The important thing to focus on here, is the count of ten and the grouping which allows students to see the 10 ones ‘reimagined’ as a composite unit of 1 ten. Once we have created these groups,  I do lots of counting with students, 1 ten, 2 ten, 3 tens… note when I am working with these manipulatives I am not yet focusing on counting by decades (ten, twenty, thirty) but in composite units (1 ten, 2 ten…). I am reinforcing that one ten is the same as 10 ones.

Trading in Ten Ones for a pre-grouped ten

Manipulatives that are ‘pre-grouped’ are a step up in abstraction for students. This is because the students are not involved in the physical act of grouping. These manipulatives (and by association, us as the teachers) assume the students have internalised why we are grouping in tens, which is actually a VERY tricky concept that takes a long time to master. 

An example of a pre-grouped ten is the good old base ten blocks. As I said, I have nothing against these, BUT it is critical they are ONLY used when students are developmentally READY. How do we know they are developmentally ready? One way is by making sure they have lots and lots of experiences with many different manipulatives where they have grouped the ten themselves (see above).

By now you may be seeing where the ‘no base 10 until grade 3’ rule may have started. In my opinion, it came about because well-meaning teachers heard the idea that working with a ‘pre-grouped’ ten can be challenging for students. Which absolutely it is… but this is not the case for every student. Some students will only require a few experiences with grouping in tens and then will easily see the connection with pre-grouped tens. Others will take a LOT more experiences to internalize this idea. Either way, it is up to us to use our teacher knowledge and experience to determine who is ready for base 10. Therefore, I hereby advise schools to not provide “blanket rules” for base 10, but to empower teachers with the knowledge to use their own professional judgment on a case by case basis. If they identify some students in their first year of school class who are blitzing all the grouping in tens manipulatives, by all means give base 10 a go. Similarly if you are teaching a Year 3 and place value seems to just not be ‘sticking’, get your stickers and icy pole sticks out, and go back and allow the student multiple experiences of grouping in tens. 

In next week’s blog I am going to address Baroody’s next two categorizations of manipulatives. 

P.S: Did you know my Numeracy Teachers Academy is currently open for enrolments! I have a limited number of places left! So, if you want to learn from me over the next 12 months, click here.

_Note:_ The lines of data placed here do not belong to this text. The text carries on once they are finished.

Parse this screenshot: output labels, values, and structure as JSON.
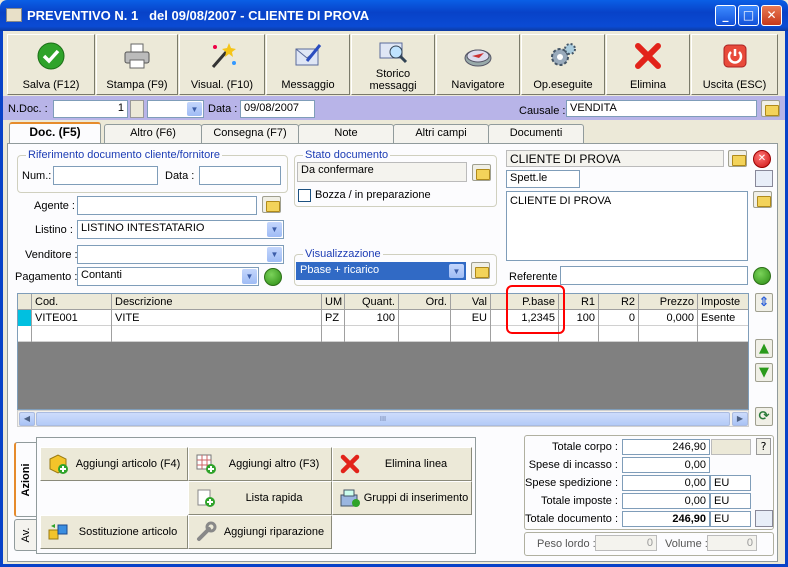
{
  "window": {
    "title": "PREVENTIVO N. 1   del 09/08/2007 - CLIENTE DI PROVA",
    "min": "_",
    "max": "□",
    "close": "✕"
  },
  "toolbar": [
    {
      "label": "Salva (F12)",
      "icon": "save-check-icon"
    },
    {
      "label": "Stampa (F9)",
      "icon": "printer-icon"
    },
    {
      "label": "Visual. (F10)",
      "icon": "magic-wand-icon"
    },
    {
      "label": "Messaggio",
      "icon": "envelope-pen-icon"
    },
    {
      "label": "Storico\nmessaggi",
      "icon": "envelope-search-icon"
    },
    {
      "label": "Navigatore",
      "icon": "compass-icon"
    },
    {
      "label": "Op.eseguite",
      "icon": "gears-icon"
    },
    {
      "label": "Elimina",
      "icon": "red-x-icon"
    },
    {
      "label": "Uscita (ESC)",
      "icon": "power-icon"
    }
  ],
  "header": {
    "ndoc_label": "N.Doc. :",
    "ndoc_value": "1",
    "data_label": "Data :",
    "data_value": "09/08/2007",
    "causale_label": "Causale :",
    "causale_value": "VENDITA"
  },
  "tabs": [
    "Doc. (F5)",
    "Altro (F6)",
    "Consegna (F7)",
    "Note",
    "Altri campi",
    "Documenti"
  ],
  "riferimento": {
    "title": "Riferimento documento cliente/fornitore",
    "num_label": "Num.:",
    "num_value": "",
    "data_label": "Data :",
    "data_value": ""
  },
  "stato": {
    "title": "Stato documento",
    "value": "Da confermare",
    "bozza_label": "Bozza / in preparazione"
  },
  "cliente": {
    "name": "CLIENTE DI PROVA",
    "spett": "Spett.le",
    "address": "CLIENTE DI PROVA",
    "referente_label": "Referente",
    "referente_value": ""
  },
  "fields": {
    "agente_label": "Agente :",
    "agente_value": "",
    "listino_label": "Listino :",
    "listino_value": "LISTINO INTESTATARIO",
    "venditore_label": "Venditore :",
    "venditore_value": "",
    "pagamento_label": "Pagamento :",
    "pagamento_value": "Contanti"
  },
  "visualizzazione": {
    "title": "Visualizzazione",
    "value": "Pbase + ricarico"
  },
  "grid": {
    "columns": [
      "Cod.",
      "Descrizione",
      "UM",
      "Quant.",
      "Ord.",
      "Val",
      "P.base",
      "R1",
      "R2",
      "Prezzo",
      "Imposte"
    ],
    "rows": [
      [
        "VITE001",
        "VITE",
        "PZ",
        "100",
        "",
        "EU",
        "1,2345",
        "100",
        "0",
        "0,000",
        "Esente"
      ]
    ]
  },
  "scroll_mid": "III",
  "actions": {
    "tab_azioni": "Azioni",
    "tab_av": "Av.",
    "buttons": [
      "Aggiungi articolo (F4)",
      "Aggiungi altro (F3)",
      "Elimina linea",
      "Lista rapida",
      "Gruppi di inserimento",
      "Sostituzione articolo",
      "Aggiungi riparazione"
    ]
  },
  "totals": {
    "corpo_label": "Totale corpo :",
    "corpo_value": "246,90",
    "help": "?",
    "incasso_label": "Spese di incasso :",
    "incasso_value": "0,00",
    "spedizione_label": "Spese spedizione :",
    "spedizione_value": "0,00",
    "spedizione_cur": "EU",
    "imposte_label": "Totale imposte :",
    "imposte_value": "0,00",
    "imposte_cur": "EU",
    "documento_label": "Totale documento :",
    "documento_value": "246,90",
    "documento_cur": "EU",
    "peso_label": "Peso lordo :",
    "peso_value": "0",
    "volume_label": "Volume :",
    "volume_value": "0"
  },
  "colors": {
    "highlight": "#ff0000",
    "selection": "#316ac5",
    "purple_bar": "#b8b4e8"
  }
}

Want to learn more from Dr Ange Rogers? Click here to find out about her 'Quality Place Value Assessment in Years 3-6 Mini Course'

Ooh! Tell me more!